TASK ITEM — Copy the records below exactly. Include all of them.

STORED DATA —
--------------------------------------------------

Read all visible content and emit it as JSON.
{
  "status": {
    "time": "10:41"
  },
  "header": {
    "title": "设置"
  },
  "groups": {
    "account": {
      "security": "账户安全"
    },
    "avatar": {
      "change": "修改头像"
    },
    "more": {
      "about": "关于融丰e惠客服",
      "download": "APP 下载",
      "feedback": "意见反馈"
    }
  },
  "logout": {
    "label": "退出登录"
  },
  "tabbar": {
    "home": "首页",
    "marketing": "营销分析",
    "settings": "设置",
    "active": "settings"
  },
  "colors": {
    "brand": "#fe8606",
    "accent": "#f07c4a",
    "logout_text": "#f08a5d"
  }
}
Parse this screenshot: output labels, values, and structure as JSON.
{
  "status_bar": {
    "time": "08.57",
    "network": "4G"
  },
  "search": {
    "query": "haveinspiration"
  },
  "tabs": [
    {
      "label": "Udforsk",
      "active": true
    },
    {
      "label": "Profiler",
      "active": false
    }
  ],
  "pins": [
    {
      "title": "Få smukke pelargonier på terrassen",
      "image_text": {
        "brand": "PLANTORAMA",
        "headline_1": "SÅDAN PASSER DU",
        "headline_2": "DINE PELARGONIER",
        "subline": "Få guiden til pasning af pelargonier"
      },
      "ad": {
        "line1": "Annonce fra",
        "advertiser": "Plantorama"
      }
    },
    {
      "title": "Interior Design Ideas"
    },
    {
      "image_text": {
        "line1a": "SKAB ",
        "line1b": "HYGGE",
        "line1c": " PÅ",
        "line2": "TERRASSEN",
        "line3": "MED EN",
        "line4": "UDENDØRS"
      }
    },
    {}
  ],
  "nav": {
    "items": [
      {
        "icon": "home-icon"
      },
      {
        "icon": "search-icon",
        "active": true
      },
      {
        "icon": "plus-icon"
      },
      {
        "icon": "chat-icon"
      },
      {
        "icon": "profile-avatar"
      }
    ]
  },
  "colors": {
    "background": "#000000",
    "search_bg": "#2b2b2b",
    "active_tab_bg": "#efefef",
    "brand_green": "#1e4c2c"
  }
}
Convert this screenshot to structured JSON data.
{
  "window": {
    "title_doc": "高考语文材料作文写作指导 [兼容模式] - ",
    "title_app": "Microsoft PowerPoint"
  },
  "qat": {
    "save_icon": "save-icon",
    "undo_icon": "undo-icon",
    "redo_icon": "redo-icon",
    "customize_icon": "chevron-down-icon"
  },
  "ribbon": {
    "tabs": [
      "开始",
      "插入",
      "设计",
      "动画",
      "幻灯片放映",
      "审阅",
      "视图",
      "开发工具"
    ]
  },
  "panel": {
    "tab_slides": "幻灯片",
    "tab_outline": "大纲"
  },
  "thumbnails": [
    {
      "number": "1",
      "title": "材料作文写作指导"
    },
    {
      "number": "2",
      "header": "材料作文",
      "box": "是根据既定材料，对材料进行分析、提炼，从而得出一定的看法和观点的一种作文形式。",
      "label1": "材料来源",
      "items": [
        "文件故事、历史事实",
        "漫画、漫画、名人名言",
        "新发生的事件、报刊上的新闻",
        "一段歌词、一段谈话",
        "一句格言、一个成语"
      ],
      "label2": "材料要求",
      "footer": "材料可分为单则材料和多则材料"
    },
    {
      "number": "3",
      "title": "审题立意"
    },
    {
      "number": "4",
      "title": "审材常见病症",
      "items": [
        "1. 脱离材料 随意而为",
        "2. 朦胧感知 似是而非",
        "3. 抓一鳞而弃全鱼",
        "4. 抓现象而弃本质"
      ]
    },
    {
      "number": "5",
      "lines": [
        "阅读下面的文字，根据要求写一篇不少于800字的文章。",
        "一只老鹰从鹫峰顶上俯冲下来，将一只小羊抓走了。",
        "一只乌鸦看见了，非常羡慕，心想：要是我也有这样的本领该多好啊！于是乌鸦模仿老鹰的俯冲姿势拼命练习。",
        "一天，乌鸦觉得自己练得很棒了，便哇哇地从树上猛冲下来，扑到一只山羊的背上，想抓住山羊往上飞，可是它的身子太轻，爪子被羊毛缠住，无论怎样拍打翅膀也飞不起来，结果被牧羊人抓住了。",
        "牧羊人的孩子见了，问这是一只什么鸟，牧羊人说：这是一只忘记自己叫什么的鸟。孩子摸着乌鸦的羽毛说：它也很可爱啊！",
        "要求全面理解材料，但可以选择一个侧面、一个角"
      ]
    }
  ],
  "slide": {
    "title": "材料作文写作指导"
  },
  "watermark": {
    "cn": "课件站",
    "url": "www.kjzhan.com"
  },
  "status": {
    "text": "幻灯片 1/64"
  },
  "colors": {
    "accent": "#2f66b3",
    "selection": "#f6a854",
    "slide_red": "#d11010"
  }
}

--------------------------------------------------

RESPONSE —
Read all visible content and emit it as JSON.
{
  "status": {
    "time": "10:41"
  },
  "header": {
    "title": "设置"
  },
  "groups": {
    "account": {
      "security": "账户安全"
    },
    "avatar": {
      "change": "修改头像"
    },
    "more": {
      "about": "关于融丰e惠客服",
      "download": "APP 下载",
      "feedback": "意见反馈"
    }
  },
  "logout": {
    "label": "退出登录"
  },
  "tabbar": {
    "home": "首页",
    "marketing": "营销分析",
    "settings": "设置",
    "active": "settings"
  },
  "colors": {
    "brand": "#fe8606",
    "accent": "#f07c4a",
    "logout_text": "#f08a5d"
  }
}
Parse this screenshot: output labels, values, and structure as JSON.
{
  "status_bar": {
    "time": "08.57",
    "network": "4G"
  },
  "search": {
    "query": "haveinspiration"
  },
  "tabs": [
    {
      "label": "Udforsk",
      "active": true
    },
    {
      "label": "Profiler",
      "active": false
    }
  ],
  "pins": [
    {
      "title": "Få smukke pelargonier på terrassen",
      "image_text": {
        "brand": "PLANTORAMA",
        "headline_1": "SÅDAN PASSER DU",
        "headline_2": "DINE PELARGONIER",
        "subline": "Få guiden til pasning af pelargonier"
      },
      "ad": {
        "line1": "Annonce fra",
        "advertiser": "Plantorama"
      }
    },
    {
      "title": "Interior Design Ideas"
    },
    {
      "image_text": {
        "line1a": "SKAB ",
        "line1b": "HYGGE",
        "line1c": " PÅ",
        "line2": "TERRASSEN",
        "line3": "MED EN",
        "line4": "UDENDØRS"
      }
    },
    {}
  ],
  "nav": {
    "items": [
      {
        "icon": "home-icon"
      },
      {
        "icon": "search-icon",
        "active": true
      },
      {
        "icon": "plus-icon"
      },
      {
        "icon": "chat-icon"
      },
      {
        "icon": "profile-avatar"
      }
    ]
  },
  "colors": {
    "background": "#000000",
    "search_bg": "#2b2b2b",
    "active_tab_bg": "#efefef",
    "brand_green": "#1e4c2c"
  }
}
Convert this screenshot to structured JSON data.
{
  "window": {
    "title_doc": "高考语文材料作文写作指导 [兼容模式] - ",
    "title_app": "Microsoft PowerPoint"
  },
  "qat": {
    "save_icon": "save-icon",
    "undo_icon": "undo-icon",
    "redo_icon": "redo-icon",
    "customize_icon": "chevron-down-icon"
  },
  "ribbon": {
    "tabs": [
      "开始",
      "插入",
      "设计",
      "动画",
      "幻灯片放映",
      "审阅",
      "视图",
      "开发工具"
    ]
  },
  "panel": {
    "tab_slides": "幻灯片",
    "tab_outline": "大纲"
  },
  "thumbnails": [
    {
      "number": "1",
      "title": "材料作文写作指导"
    },
    {
      "number": "2",
      "header": "材料作文",
      "box": "是根据既定材料，对材料进行分析、提炼，从而得出一定的看法和观点的一种作文形式。",
      "label1": "材料来源",
      "items": [
        "文件故事、历史事实",
        "漫画、漫画、名人名言",
        "新发生的事件、报刊上的新闻",
        "一段歌词、一段谈话",
        "一句格言、一个成语"
      ],
      "label2": "材料要求",
      "footer": "材料可分为单则材料和多则材料"
    },
    {
      "number": "3",
      "title": "审题立意"
    },
    {
      "number": "4",
      "title": "审材常见病症",
      "items": [
        "1. 脱离材料 随意而为",
        "2. 朦胧感知 似是而非",
        "3. 抓一鳞而弃全鱼",
        "4. 抓现象而弃本质"
      ]
    },
    {
      "number": "5",
      "lines": [
        "阅读下面的文字，根据要求写一篇不少于800字的文章。",
        "一只老鹰从鹫峰顶上俯冲下来，将一只小羊抓走了。",
        "一只乌鸦看见了，非常羡慕，心想：要是我也有这样的本领该多好啊！于是乌鸦模仿老鹰的俯冲姿势拼命练习。",
        "一天，乌鸦觉得自己练得很棒了，便哇哇地从树上猛冲下来，扑到一只山羊的背上，想抓住山羊往上飞，可是它的身子太轻，爪子被羊毛缠住，无论怎样拍打翅膀也飞不起来，结果被牧羊人抓住了。",
        "牧羊人的孩子见了，问这是一只什么鸟，牧羊人说：这是一只忘记自己叫什么的鸟。孩子摸着乌鸦的羽毛说：它也很可爱啊！",
        "要求全面理解材料，但可以选择一个侧面、一个角"
      ]
    }
  ],
  "slide": {
    "title": "材料作文写作指导"
  },
  "watermark": {
    "cn": "课件站",
    "url": "www.kjzhan.com"
  },
  "status": {
    "text": "幻灯片 1/64"
  },
  "colors": {
    "accent": "#2f66b3",
    "selection": "#f6a854",
    "slide_red": "#d11010"
  }
}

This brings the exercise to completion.